“School counselors have been shown to improve school safety and increase student achievement,” she says. “And it defies all common sense for a school not to have staff available to address the mental health needs of students.”
Schools may violate several civil rights laws by singling out students with color, students with disabilities or students at the intersection of both, the report notes. The Civil Rights Act of 1964 forbids discrimination against students of color; and the Rehabilitation Act of 1973, as well as the 1990 Americans with Disabilities Act, ban disability discrimination in education. Students of color with disabilities have also prevailed in lawsuits alleging violations of their due process and equal protection rights under the 14th Amendment.
The U.S. Commission on Civil Rights, created by the Civil Rights Act, is a politically appointed body, and two of the commissioners formally dissented from the report. Commissioners Gail Heriot and Peter Kirsanow both take issue with the idea that students of color don’t commit offenses worthy of discipline at higher rates than white students. Heriot notes that students of color are sent to the principal’s office more often than white students; Kirsanow cites a study where controlling for past misbehavior erased racial disparities. Both worried that the Commission’s recommendations would, in Heriot’s words, “pressur[e] schools to lighten up on discipline” in a way that hurts safety and students’ ability to learn.
But the majority of the commission endorsed the report’s finding that suspension, expulsion, zero tolerance and other harsh discipline is correlated in studies with negative outcomes. This includes increased likelihood of bad behavior, poor achievement, dropping out and even criminal activity, along with parents and teachers rating their schools’ climate negatively.
The report instead suggests two alternative forms of discipline. One is called Positive Behavioral Intervention and Support, which sets standards for behavior and corrects rather than penalizes misbehavior. The second alternative the report proposes is restorative justice, which asks the victim and the perpetrator to come up with a way to repair the harm done by the misbehavior, working with educators and peers. This has also been shown to lower the rate of traditional discipline, the report says—for example, the DeKalb County School District in Georgia reported a 47% decrease in disciplinary rates after adopting restorative justice practices. It also permits students to learn from the experience. It also lets educators uncover any underlying problems that may be driving the behavior.

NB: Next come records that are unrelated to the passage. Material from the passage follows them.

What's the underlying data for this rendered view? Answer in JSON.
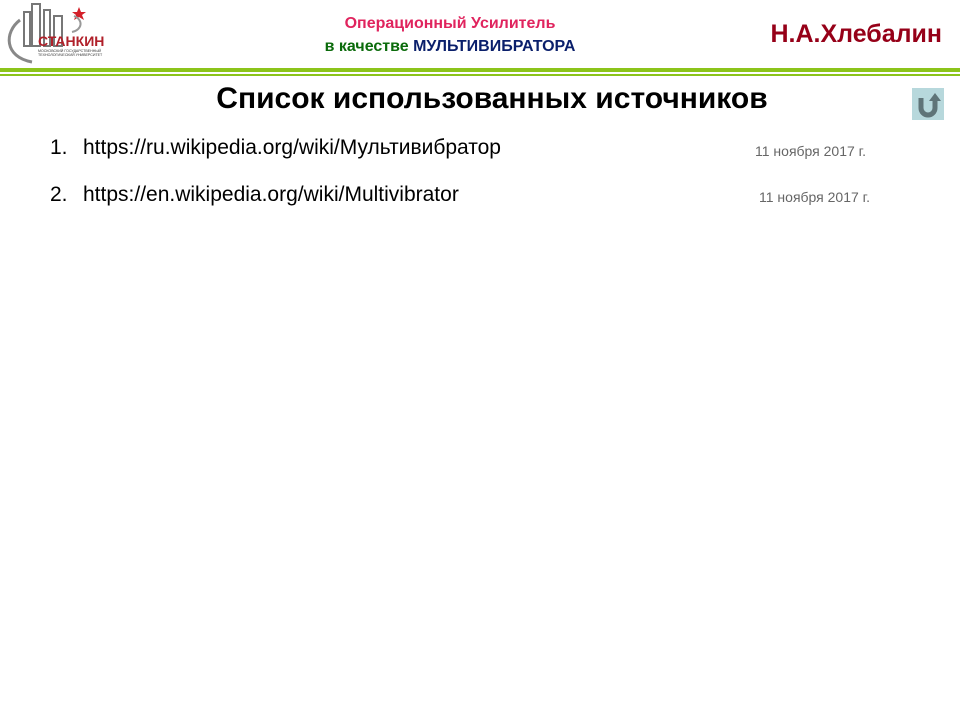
{
  "logo": {
    "name": "СТАНКИН",
    "subtitle": "МОСКОВСКИЙ ГОСУДАРСТВЕННЫЙ ТЕХНОЛОГИЧЕСКИЙ УНИВЕРСИТЕТ",
    "star_color": "#d4202a"
  },
  "header": {
    "line1": "Операционный Усилитель",
    "line2_prefix": "в качестве",
    "line2_main": "МУЛЬТИВИБРАТОРА",
    "author": "Н.А.Хлебалин"
  },
  "slide": {
    "title": "Список использованных источников",
    "back_icon": "return-arrow-icon",
    "sources": [
      {
        "num": "1.",
        "url": "https://ru.wikipedia.org/wiki/Мультивибратор",
        "date": "11 ноября 2017 г."
      },
      {
        "num": "2.",
        "url": "https://en.wikipedia.org/wiki/Multivibrator",
        "date": "11 ноября 2017 г."
      }
    ]
  },
  "colors": {
    "accent_line": "#8cc41a",
    "author": "#960018",
    "header_pink": "#e0245e",
    "header_green": "#0b6b0b",
    "header_navy": "#0a1f6b"
  }
}
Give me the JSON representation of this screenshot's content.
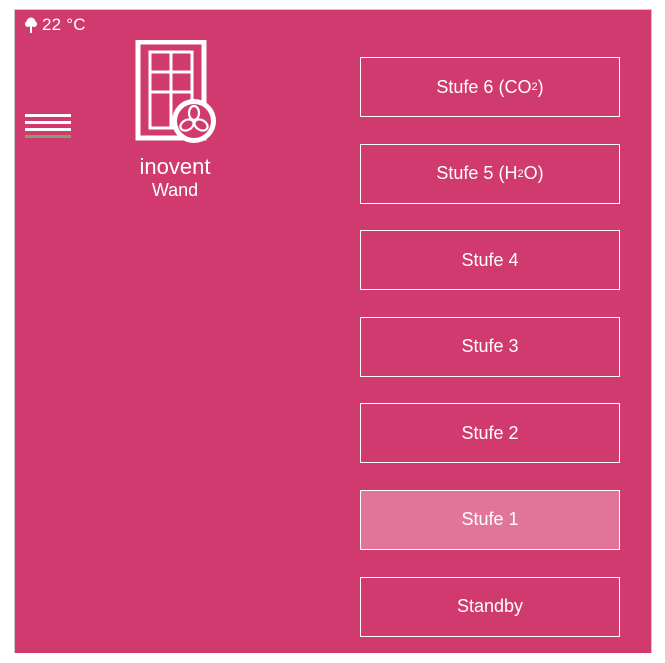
{
  "status": {
    "temperature": "22 °C",
    "icon": "tree-icon"
  },
  "menu": {
    "icon": "hamburger-menu-icon"
  },
  "device": {
    "icon": "window-fan-icon",
    "name": "inovent",
    "location": "Wand"
  },
  "levels": [
    {
      "label": "Stufe 6 (CO",
      "sub": "2",
      "suffix": ")",
      "active": false
    },
    {
      "label": "Stufe 5 (H",
      "sub": "2",
      "suffix": "O)",
      "active": false
    },
    {
      "label": "Stufe 4",
      "active": false
    },
    {
      "label": "Stufe 3",
      "active": false
    },
    {
      "label": "Stufe 2",
      "active": false
    },
    {
      "label": "Stufe 1",
      "active": true
    },
    {
      "label": "Standby",
      "active": false
    }
  ],
  "colors": {
    "background": "#d03a6e",
    "active_button": "#e07599",
    "menu_accent": "#7fa36a"
  }
}
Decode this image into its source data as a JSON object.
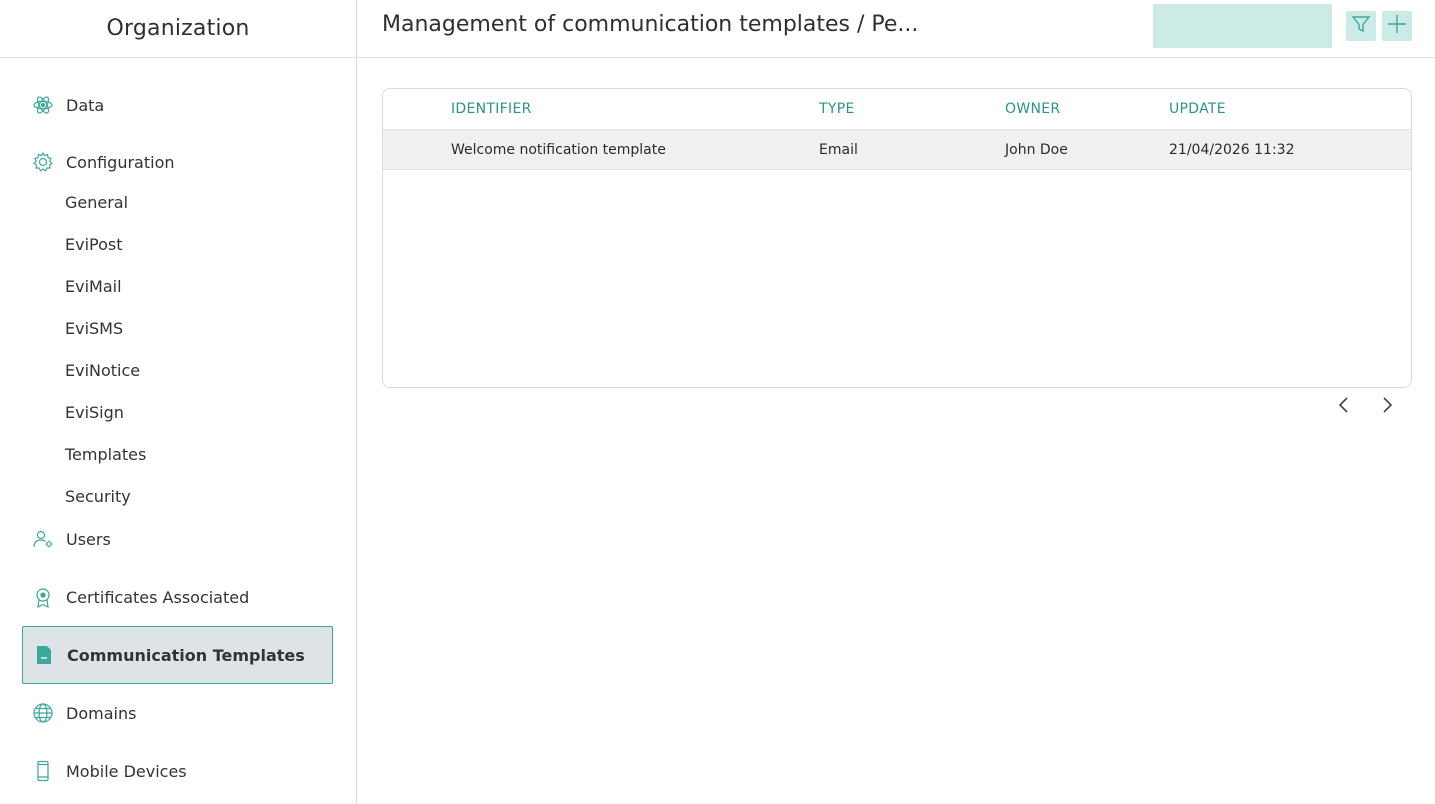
{
  "sidebar": {
    "title": "Organization",
    "items": [
      {
        "label": "Data",
        "icon": "atom-icon"
      },
      {
        "label": "Configuration",
        "icon": "gear-icon"
      },
      {
        "label": "Users",
        "icon": "user-settings-icon"
      },
      {
        "label": "Certificates Associated",
        "icon": "certificate-icon"
      },
      {
        "label": "Communication Templates",
        "icon": "document-icon"
      },
      {
        "label": "Domains",
        "icon": "globe-icon"
      },
      {
        "label": "Mobile Devices",
        "icon": "mobile-icon"
      }
    ],
    "config_subitems": [
      "General",
      "EviPost",
      "EviMail",
      "EviSMS",
      "EviNotice",
      "EviSign",
      "Templates",
      "Security"
    ]
  },
  "header": {
    "title": "Management of communication templates / Pe...",
    "search_placeholder": ""
  },
  "table": {
    "columns": [
      "IDENTIFIER",
      "TYPE",
      "OWNER",
      "UPDATE"
    ],
    "rows": [
      {
        "identifier": "Welcome notification template",
        "type": "Email",
        "owner": "John Doe",
        "update": "21/04/2026 11:32"
      }
    ]
  },
  "colors": {
    "accent": "#2c9484",
    "button_bg": "#cdebe6",
    "active_bg": "#dde3e6"
  }
}
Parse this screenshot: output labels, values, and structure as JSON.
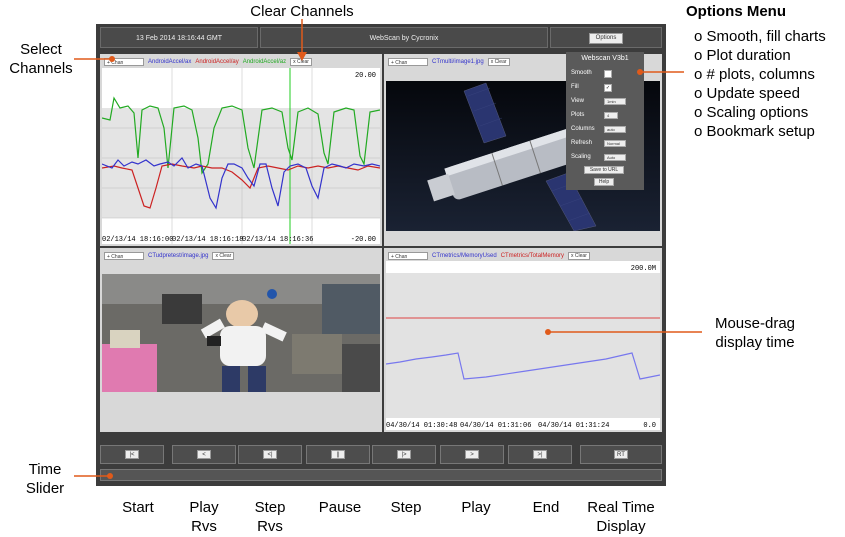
{
  "header": {
    "datetime": "13 Feb 2014 18:16:44 GMT",
    "title": "WebScan by Cycronix",
    "options_button": "Options"
  },
  "panels": [
    {
      "select": "+ Chan",
      "clear": "x Clear",
      "channels": [
        {
          "name": "AndroidAccel/ax",
          "color": "#3333cc"
        },
        {
          "name": "AndroidAccel/ay",
          "color": "#cc2222"
        },
        {
          "name": "AndroidAccel/az",
          "color": "#22aa22"
        }
      ],
      "ymax": "20.00",
      "ymin": "-20.00",
      "xticks": [
        "02/13/14 18:16:00",
        "02/13/14 18:16:18",
        "02/13/14 18:16:36"
      ]
    },
    {
      "select": "+ Chan",
      "clear": "x Clear",
      "channels": [
        {
          "name": "CTmulti/image1.jpg",
          "color": "#3333cc"
        }
      ]
    },
    {
      "select": "+ Chan",
      "clear": "x Clear",
      "channels": [
        {
          "name": "CTudpretest/image.jpg",
          "color": "#3333cc"
        }
      ]
    },
    {
      "select": "+ Chan",
      "clear": "x Clear",
      "channels": [
        {
          "name": "CTmetrics/MemoryUsed",
          "color": "#3333cc"
        },
        {
          "name": "CTmetrics/TotalMemory",
          "color": "#cc2222"
        }
      ],
      "ymax": "200.0M",
      "ymin": "0.0",
      "xticks": [
        "04/30/14 01:30:48",
        "04/30/14 01:31:06",
        "04/30/14 01:31:24"
      ]
    }
  ],
  "options_menu": {
    "title": "Webscan V3b1",
    "rows": [
      {
        "label": "Smooth",
        "value": ""
      },
      {
        "label": "Fill",
        "value": ""
      },
      {
        "label": "View",
        "value": "1min"
      },
      {
        "label": "Plots",
        "value": "4"
      },
      {
        "label": "Columns",
        "value": "auto"
      },
      {
        "label": "Refresh",
        "value": "Normal"
      },
      {
        "label": "Scaling",
        "value": "Auto"
      }
    ],
    "smooth_checked": false,
    "fill_checked": true,
    "save_button": "Save to URL",
    "help_button": "Help"
  },
  "playback": {
    "buttons": [
      "|<",
      "<",
      "<|",
      "||",
      "|>",
      ">",
      ">|",
      "RT"
    ]
  },
  "annotations": {
    "clear_channels": "Clear Channels",
    "select_channels": [
      "Select",
      "Channels"
    ],
    "options_title": "Options Menu",
    "options_items": [
      "o Smooth, fill charts",
      "o Plot duration",
      "o # plots, columns",
      "o Update speed",
      "o Scaling options",
      "o Bookmark setup"
    ],
    "mouse_drag": [
      "Mouse-drag",
      "display time"
    ],
    "time_slider": [
      "Time",
      "Slider"
    ],
    "button_labels": [
      [
        "Start"
      ],
      [
        "Play",
        "Rvs"
      ],
      [
        "Step",
        "Rvs"
      ],
      [
        "Pause"
      ],
      [
        "Step"
      ],
      [
        "Play"
      ],
      [
        "End"
      ],
      [
        "Real Time",
        "Display"
      ]
    ]
  },
  "colors": {
    "annotation_line": "#e05a1a",
    "series_blue": "#3333cc",
    "series_red": "#cc2222",
    "series_green": "#22aa22"
  }
}
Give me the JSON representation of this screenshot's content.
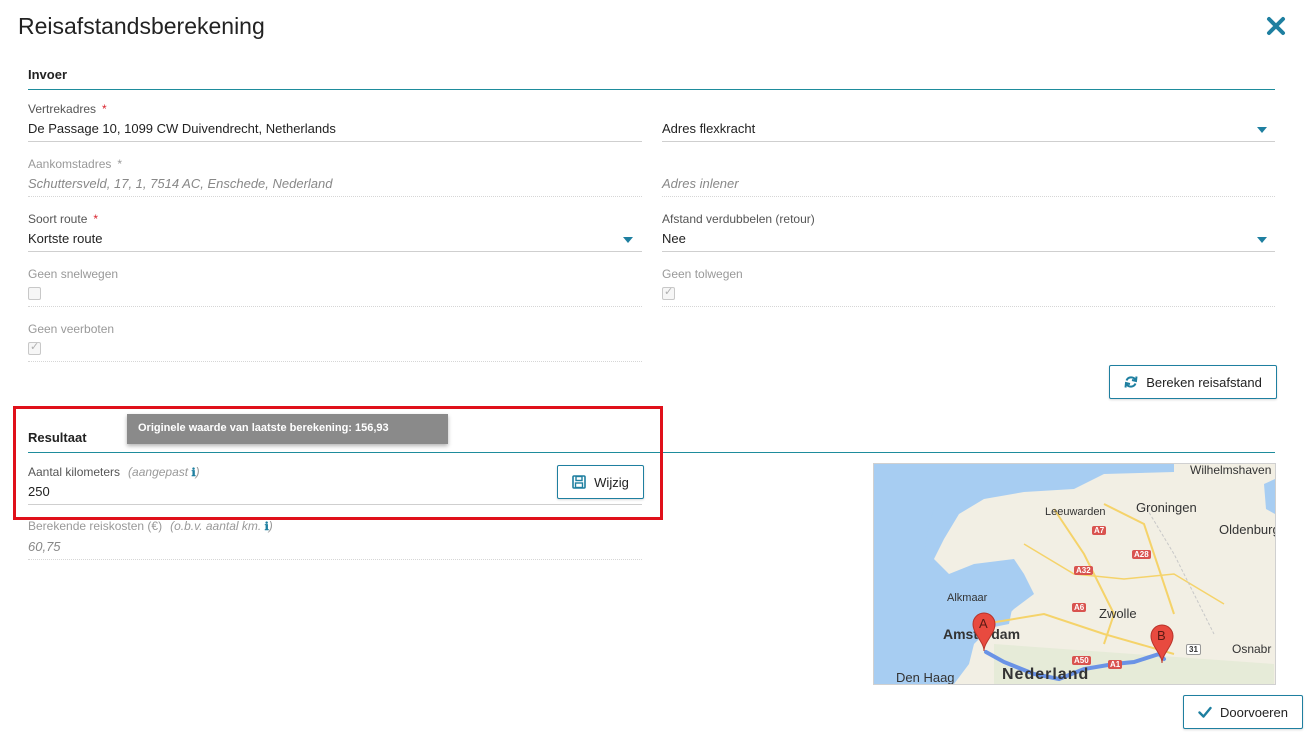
{
  "dialog": {
    "title": "Reisafstandsberekening",
    "close_icon": "close-icon"
  },
  "invoer": {
    "title": "Invoer",
    "vertrek": {
      "label": "Vertrekadres",
      "required": "*",
      "value": "De Passage 10, 1099 CW Duivendrecht, Netherlands"
    },
    "vertrek_option": {
      "value": "Adres flexkracht"
    },
    "aankomst": {
      "label": "Aankomstadres",
      "required": "*",
      "value": "Schuttersveld, 17, 1, 7514 AC, Enschede, Nederland"
    },
    "aankomst_option": {
      "value": "Adres inlener"
    },
    "soort_route": {
      "label": "Soort route",
      "required": "*",
      "value": "Kortste route"
    },
    "verdubbelen": {
      "label": "Afstand verdubbelen (retour)",
      "value": "Nee"
    },
    "geen_snelwegen": {
      "label": "Geen snelwegen",
      "checked": false
    },
    "geen_tolwegen": {
      "label": "Geen tolwegen",
      "checked": true
    },
    "geen_veerboten": {
      "label": "Geen veerboten",
      "checked": true
    },
    "bereken_button": "Bereken reisafstand"
  },
  "tooltip": "Originele waarde van laatste berekening: 156,93",
  "resultaat": {
    "title": "Resultaat",
    "km": {
      "label": "Aantal kilometers",
      "hint": "(aangepast",
      "hint_close": ")",
      "value": "250"
    },
    "wijzig_button": "Wijzig",
    "kosten": {
      "label": "Berekende reiskosten (€)",
      "hint": "(o.b.v. aantal km.",
      "hint_close": ")",
      "value": "60,75"
    }
  },
  "map": {
    "places": [
      "Wilhelmshaven",
      "Groningen",
      "Leeuwarden",
      "Oldenburg",
      "Alkmaar",
      "Zwolle",
      "Amsterdam",
      "Osnabr",
      "Den Haag",
      "Nederland"
    ],
    "roads": [
      "A7",
      "A28",
      "A32",
      "A6",
      "A50",
      "A1",
      "31"
    ],
    "markers": [
      "A",
      "B"
    ]
  },
  "footer": {
    "doorvoeren_button": "Doorvoeren"
  },
  "colors": {
    "accent": "#1e7fa0",
    "line": "#1e8c9c",
    "required": "#d9232d",
    "highlight": "#e0101a"
  }
}
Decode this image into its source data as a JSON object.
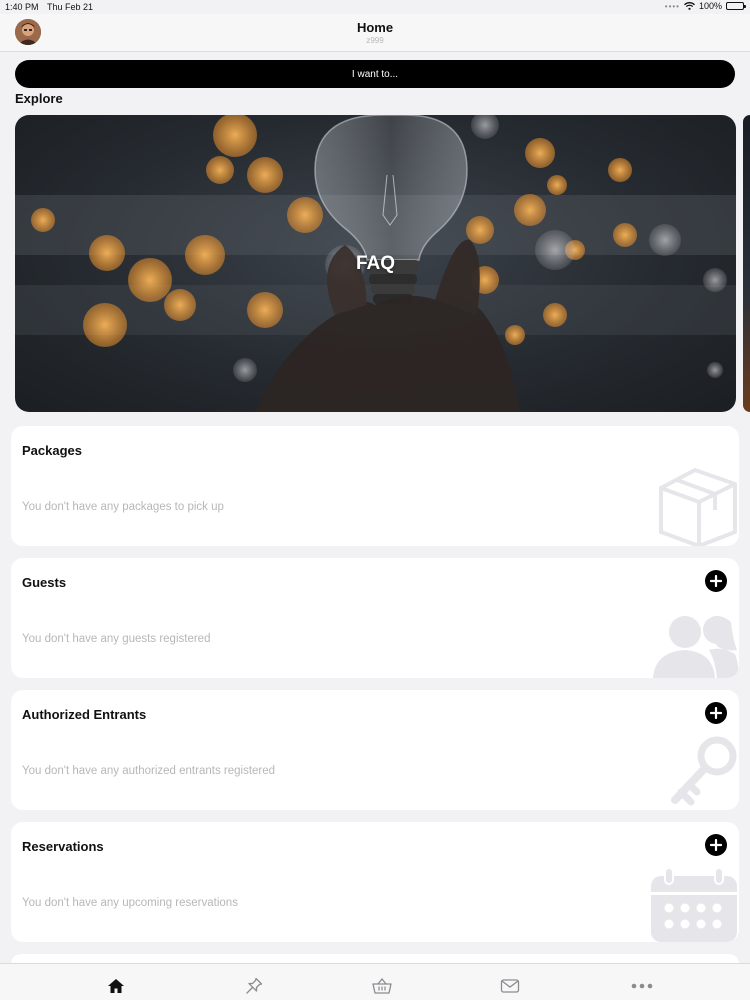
{
  "status_bar": {
    "time": "1:40 PM",
    "date": "Thu Feb 21",
    "battery": "100%",
    "battery_level": 1.0
  },
  "header": {
    "title": "Home",
    "subtitle": "z999"
  },
  "action_button": {
    "label": "I want to..."
  },
  "explore": {
    "heading": "Explore",
    "cards": [
      {
        "label": "FAQ"
      }
    ]
  },
  "sections": {
    "packages": {
      "title": "Packages",
      "empty_message": "You don't have any packages to pick up",
      "icon": "package-box-icon"
    },
    "guests": {
      "title": "Guests",
      "empty_message": "You don't have any guests registered",
      "icon": "people-icon"
    },
    "authorized_entrants": {
      "title": "Authorized Entrants",
      "empty_message": "You don't have any authorized entrants registered",
      "icon": "key-icon"
    },
    "reservations": {
      "title": "Reservations",
      "empty_message": "You don't have any upcoming reservations",
      "icon": "calendar-icon"
    }
  },
  "tab_bar": {
    "items": [
      {
        "icon": "home-icon",
        "active": true
      },
      {
        "icon": "pin-icon",
        "active": false
      },
      {
        "icon": "basket-icon",
        "active": false
      },
      {
        "icon": "mail-icon",
        "active": false
      },
      {
        "icon": "more-icon",
        "active": false
      }
    ]
  },
  "colors": {
    "background": "#f2f2f4",
    "card": "#ffffff",
    "accent": "#000000",
    "muted_text": "#b7b7bb",
    "illustration": "#e6e6ea"
  }
}
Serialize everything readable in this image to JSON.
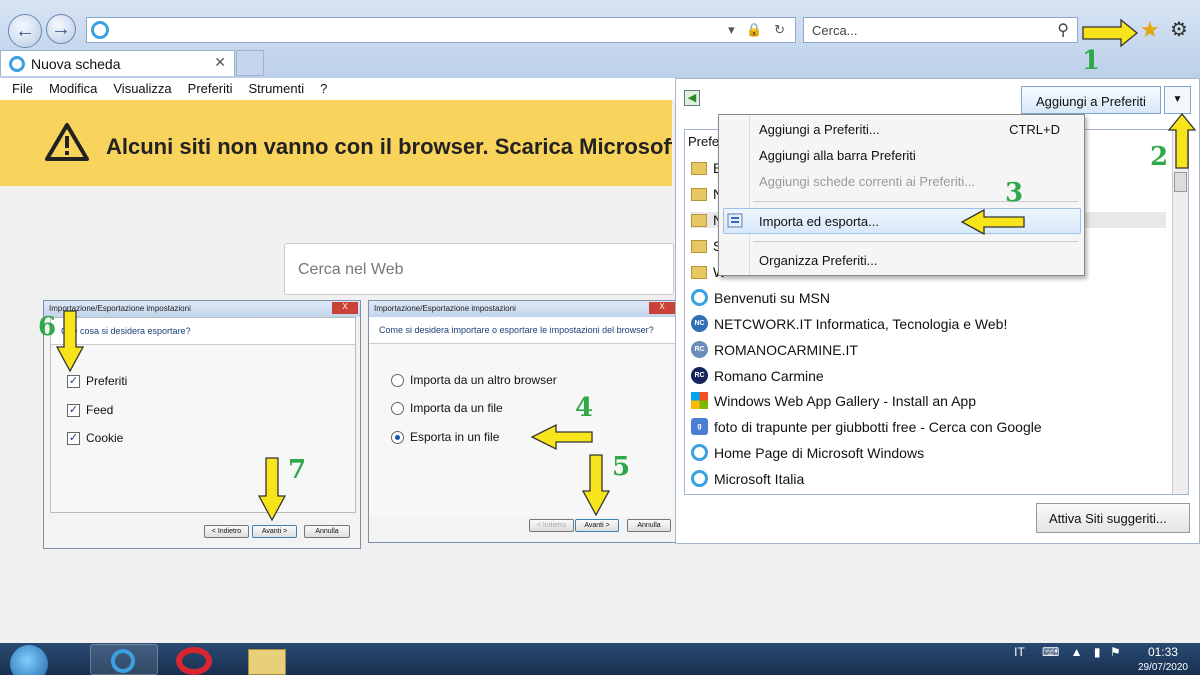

“There is a substantial body of research, that has persisted now for quite some time, that reflect that alternatives to school exclusion can work for maintaining classroom safety and respecting students’ rights,” Lhamon says. “And in fact, that exclusionary discipline can denigrate the student performance for all students in a school.”
ABA Journal (2014): “Schools start to rethink zero tolerance policies”
ABA Journal (2014): “Racial imbalance feeds school-to-prison pipeline”
Asked & Answered (2014): “How do we fix the school-to-prison pipeline? (podcast with transcript)”
ABA Journal (2017): “Legislators take aim at zero tolerance school policies”